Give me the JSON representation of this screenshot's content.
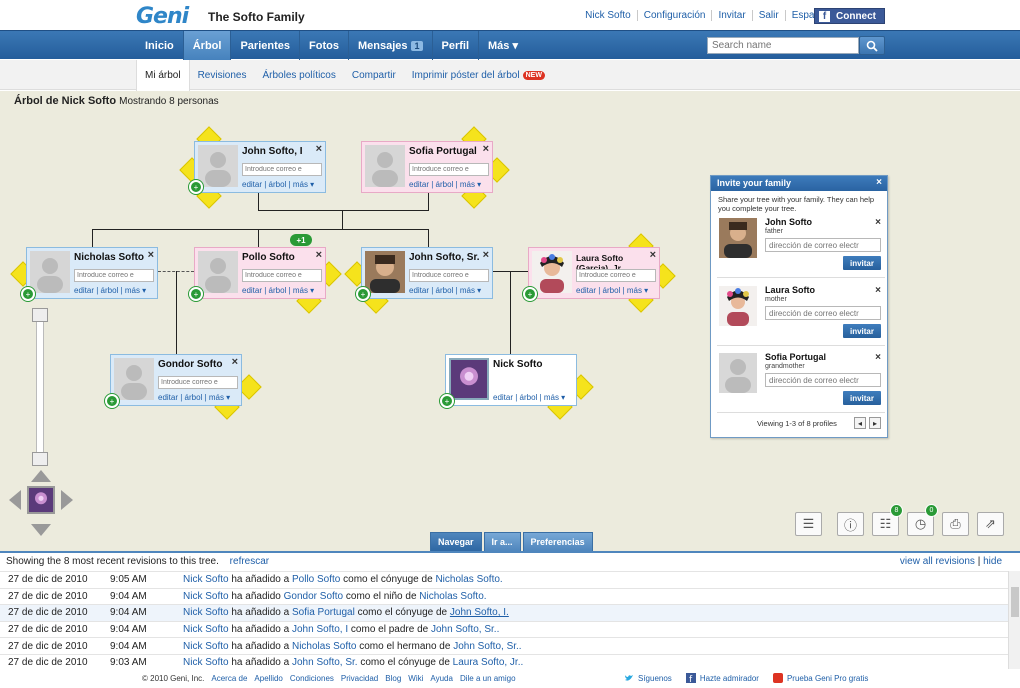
{
  "header": {
    "logo": "Geni",
    "family_title": "The Softo Family",
    "links": [
      "Nick Softo",
      "Configuración",
      "Invitar",
      "Salir",
      "Español (España) ▾"
    ],
    "connect_label": "Connect",
    "search_placeholder": "Search name"
  },
  "nav": {
    "items": [
      {
        "label": "Inicio"
      },
      {
        "label": "Árbol"
      },
      {
        "label": "Parientes"
      },
      {
        "label": "Fotos"
      },
      {
        "label": "Mensajes",
        "badge": "1"
      },
      {
        "label": "Perfil"
      },
      {
        "label": "Más ▾"
      }
    ]
  },
  "subnav": {
    "items": [
      "Mi árbol",
      "Revisiones",
      "Árboles políticos",
      "Compartir",
      "Imprimir póster del árbol"
    ],
    "new_badge": "NEW"
  },
  "tree": {
    "title": "Árbol de Nick Softo",
    "count_text": "Mostrando 8 personas",
    "plus_badge": "+1",
    "email_placeholder": "Introduce correo e",
    "actions": "editar | árbol | más ▾",
    "people": [
      {
        "name": "John Softo, I"
      },
      {
        "name": "Sofia Portugal"
      },
      {
        "name": "Nicholas Softo"
      },
      {
        "name": "Pollo Softo"
      },
      {
        "name": "John Softo, Sr."
      },
      {
        "name": "Laura Softo (Garcia), Jr."
      },
      {
        "name": "Gondor Softo"
      },
      {
        "name": "Nick Softo"
      }
    ]
  },
  "invite": {
    "title": "Invite your family",
    "description": "Share your tree with your family. They can help you complete your tree.",
    "email_placeholder": "dirección de correo electr",
    "button_label": "invitar",
    "people": [
      {
        "name": "John Softo",
        "relation": "father"
      },
      {
        "name": "Laura Softo",
        "relation": "mother"
      },
      {
        "name": "Sofia Portugal",
        "relation": "grandmother"
      }
    ],
    "footer": "Viewing 1-3 of 8 profiles"
  },
  "toolbar": {
    "badges": [
      "8",
      "0"
    ]
  },
  "bottom_tabs": [
    "Navegar",
    "Ir a...",
    "Preferencias"
  ],
  "revisions": {
    "summary": "Showing the 8 most recent revisions to this tree.",
    "refresh": "refrescar",
    "view_all": "view all revisions",
    "hide": "hide",
    "rows": [
      {
        "date": "27 de dic de 2010",
        "time": "9:05 AM",
        "actor": "Nick Softo",
        "verb": "ha añadido a",
        "subject": "Pollo Softo",
        "relation": "como el cónyuge de",
        "target": "Nicholas Softo."
      },
      {
        "date": "27 de dic de 2010",
        "time": "9:04 AM",
        "actor": "Nick Softo",
        "verb": "ha añadido",
        "subject": "Gondor Softo",
        "relation": "como el niño de",
        "target": "Nicholas Softo."
      },
      {
        "date": "27 de dic de 2010",
        "time": "9:04 AM",
        "actor": "Nick Softo",
        "verb": "ha añadido a",
        "subject": "Sofia Portugal",
        "relation": "como el cónyuge de",
        "target": "John Softo, I."
      },
      {
        "date": "27 de dic de 2010",
        "time": "9:04 AM",
        "actor": "Nick Softo",
        "verb": "ha añadido a",
        "subject": "John Softo, I",
        "relation": "como el padre de",
        "target": "John Softo, Sr.."
      },
      {
        "date": "27 de dic de 2010",
        "time": "9:04 AM",
        "actor": "Nick Softo",
        "verb": "ha añadido a",
        "subject": "Nicholas Softo",
        "relation": "como el hermano de",
        "target": "John Softo, Sr.."
      },
      {
        "date": "27 de dic de 2010",
        "time": "9:03 AM",
        "actor": "Nick Softo",
        "verb": "ha añadido a",
        "subject": "John Softo, Sr.",
        "relation": "como el cónyuge de",
        "target": "Laura Softo, Jr.."
      }
    ]
  },
  "footer": {
    "copyright": "© 2010 Geni, Inc.",
    "links": [
      "Acerca de",
      "Apellido",
      "Condiciones",
      "Privacidad",
      "Blog",
      "Wiki",
      "Ayuda",
      "Dile a un amigo"
    ],
    "social": [
      "Síguenos",
      "Hazte admirador",
      "Prueba Geni Pro gratis"
    ]
  },
  "colors": {
    "nav_blue": "#2f6aa8",
    "canvas_bg": "#ecebdd",
    "male_card": "#daeaf8",
    "female_card": "#fbe0ec",
    "accent_yellow": "#f5e31c",
    "add_green": "#2a9a36"
  }
}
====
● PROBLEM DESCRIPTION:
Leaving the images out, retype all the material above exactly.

● SOLUTION FOR THIS EXERCISE:
Give me the JSON representation of this screenshot's content.
{
  "header": {
    "logo": "Geni",
    "family_title": "The Softo Family",
    "links": [
      "Nick Softo",
      "Configuración",
      "Invitar",
      "Salir",
      "Español (España) ▾"
    ],
    "connect_label": "Connect",
    "search_placeholder": "Search name"
  },
  "nav": {
    "items": [
      {
        "label": "Inicio"
      },
      {
        "label": "Árbol"
      },
      {
        "label": "Parientes"
      },
      {
        "label": "Fotos"
      },
      {
        "label": "Mensajes",
        "badge": "1"
      },
      {
        "label": "Perfil"
      },
      {
        "label": "Más ▾"
      }
    ]
  },
  "subnav": {
    "items": [
      "Mi árbol",
      "Revisiones",
      "Árboles políticos",
      "Compartir",
      "Imprimir póster del árbol"
    ],
    "new_badge": "NEW"
  },
  "tree": {
    "title": "Árbol de Nick Softo",
    "count_text": "Mostrando 8 personas",
    "plus_badge": "+1",
    "email_placeholder": "Introduce correo e",
    "actions": "editar | árbol | más ▾",
    "people": [
      {
        "name": "John Softo, I"
      },
      {
        "name": "Sofia Portugal"
      },
      {
        "name": "Nicholas Softo"
      },
      {
        "name": "Pollo Softo"
      },
      {
        "name": "John Softo, Sr."
      },
      {
        "name": "Laura Softo (Garcia), Jr."
      },
      {
        "name": "Gondor Softo"
      },
      {
        "name": "Nick Softo"
      }
    ]
  },
  "invite": {
    "title": "Invite your family",
    "description": "Share your tree with your family. They can help you complete your tree.",
    "email_placeholder": "dirección de correo electr",
    "button_label": "invitar",
    "people": [
      {
        "name": "John Softo",
        "relation": "father"
      },
      {
        "name": "Laura Softo",
        "relation": "mother"
      },
      {
        "name": "Sofia Portugal",
        "relation": "grandmother"
      }
    ],
    "footer": "Viewing 1-3 of 8 profiles"
  },
  "toolbar": {
    "badges": [
      "8",
      "0"
    ]
  },
  "bottom_tabs": [
    "Navegar",
    "Ir a...",
    "Preferencias"
  ],
  "revisions": {
    "summary": "Showing the 8 most recent revisions to this tree.",
    "refresh": "refrescar",
    "view_all": "view all revisions",
    "hide": "hide",
    "rows": [
      {
        "date": "27 de dic de 2010",
        "time": "9:05 AM",
        "actor": "Nick Softo",
        "verb": "ha añadido a",
        "subject": "Pollo Softo",
        "relation": "como el cónyuge de",
        "target": "Nicholas Softo."
      },
      {
        "date": "27 de dic de 2010",
        "time": "9:04 AM",
        "actor": "Nick Softo",
        "verb": "ha añadido",
        "subject": "Gondor Softo",
        "relation": "como el niño de",
        "target": "Nicholas Softo."
      },
      {
        "date": "27 de dic de 2010",
        "time": "9:04 AM",
        "actor": "Nick Softo",
        "verb": "ha añadido a",
        "subject": "Sofia Portugal",
        "relation": "como el cónyuge de",
        "target": "John Softo, I."
      },
      {
        "date": "27 de dic de 2010",
        "time": "9:04 AM",
        "actor": "Nick Softo",
        "verb": "ha añadido a",
        "subject": "John Softo, I",
        "relation": "como el padre de",
        "target": "John Softo, Sr.."
      },
      {
        "date": "27 de dic de 2010",
        "time": "9:04 AM",
        "actor": "Nick Softo",
        "verb": "ha añadido a",
        "subject": "Nicholas Softo",
        "relation": "como el hermano de",
        "target": "John Softo, Sr.."
      },
      {
        "date": "27 de dic de 2010",
        "time": "9:03 AM",
        "actor": "Nick Softo",
        "verb": "ha añadido a",
        "subject": "John Softo, Sr.",
        "relation": "como el cónyuge de",
        "target": "Laura Softo, Jr.."
      }
    ]
  },
  "footer": {
    "copyright": "© 2010 Geni, Inc.",
    "links": [
      "Acerca de",
      "Apellido",
      "Condiciones",
      "Privacidad",
      "Blog",
      "Wiki",
      "Ayuda",
      "Dile a un amigo"
    ],
    "social": [
      "Síguenos",
      "Hazte admirador",
      "Prueba Geni Pro gratis"
    ]
  },
  "colors": {
    "nav_blue": "#2f6aa8",
    "canvas_bg": "#ecebdd",
    "male_card": "#daeaf8",
    "female_card": "#fbe0ec",
    "accent_yellow": "#f5e31c",
    "add_green": "#2a9a36"
  }
}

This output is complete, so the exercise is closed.